I am respected – and I am feared.
I have fought in every battle of every war for more then 200 years.
I was flown at Valley Forge, Gettysburg, Shiloh and Appomattox.
I was there at San Juan Hill, the trenches of France, in the Argonne
Forest, Anzio, Rome and the beaches of Normandy, Guam. Okinawa, Korea and
KheSan, Saigon, Vietnam know me.
I was there.
I led my troops,
I was dirty, battleworn and tired, but my soldiers cheered me.
And I was proud.
I have been burned, torn and trampled on the streets of countries I have helped set free.
It does not hurt, for I am invincible.
I have been soiled upon, burned, torn and trampled on the streets of my country.
And when it’s by those whom I’ve served in battle- it hurts.
But I shall overcome – for I am strong.
I have slipped the bonds of Earth and stood watch over the uncharted frontiers of space from my vantage point on the moon.
I have borne silent witness to all of America’s finest hours.
But my finest hours are yet to come.
When I am torn into strips and used as bandages for my wounded comrades on the battlefield,
When I am flown at half-mast to honor my soldier, Or when I lie in the trembling arms of a grieving parent at the grave of their fallen son or daughter, I am proud.

My deepest sympathies, thoughts and prayers go out to all who have suffered

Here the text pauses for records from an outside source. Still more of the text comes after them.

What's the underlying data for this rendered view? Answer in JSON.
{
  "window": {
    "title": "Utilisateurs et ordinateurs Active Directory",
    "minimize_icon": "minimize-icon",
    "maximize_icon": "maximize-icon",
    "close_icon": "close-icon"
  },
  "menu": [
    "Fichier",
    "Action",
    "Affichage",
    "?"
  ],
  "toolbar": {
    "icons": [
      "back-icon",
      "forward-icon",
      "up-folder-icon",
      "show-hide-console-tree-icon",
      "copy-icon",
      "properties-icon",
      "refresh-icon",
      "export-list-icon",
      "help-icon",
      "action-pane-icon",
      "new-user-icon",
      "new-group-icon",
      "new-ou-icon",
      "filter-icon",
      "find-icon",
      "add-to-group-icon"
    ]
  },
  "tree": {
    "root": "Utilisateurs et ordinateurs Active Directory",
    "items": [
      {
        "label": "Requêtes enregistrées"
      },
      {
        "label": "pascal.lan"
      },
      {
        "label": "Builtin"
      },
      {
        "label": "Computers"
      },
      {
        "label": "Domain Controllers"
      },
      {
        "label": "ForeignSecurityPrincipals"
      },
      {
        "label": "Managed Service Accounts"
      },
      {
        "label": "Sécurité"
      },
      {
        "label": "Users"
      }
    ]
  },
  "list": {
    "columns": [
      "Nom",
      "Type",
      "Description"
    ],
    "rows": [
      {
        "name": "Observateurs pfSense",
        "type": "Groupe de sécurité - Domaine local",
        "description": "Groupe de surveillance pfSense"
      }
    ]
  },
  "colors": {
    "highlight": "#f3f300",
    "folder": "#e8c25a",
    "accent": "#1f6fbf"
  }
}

in this terrible tragedy, may God bless and keep you all.
A large collection of old newspapers from Bosque County dating back to the late 1800’s are available for research at the Bosque County Collection in Meridian as well as an amazing assortment of items recording the history of our county. Don’t forget that the Bosque County Collection is now open on Saturdays for research.  For information and a look at some of the wonderful research items available visit their website at

If you are researching your Bosque County families online be sure to visit Bosque Co. TXGenWeb site at you’ll find a wonderful collection of information provided by other researchers, it’s quite possible you might just find other researchers there researching your same family lines. This column will also be available weekly at this site. If you would like to submit a story or query about your Bosque County
family, as well as information on reunions, to this column please mail them
to: LaDawn Garland c/o The Bosque County News
P.O. Box 343
Meridian, TX, 76665
fax to (254) 435-6335 or
email me at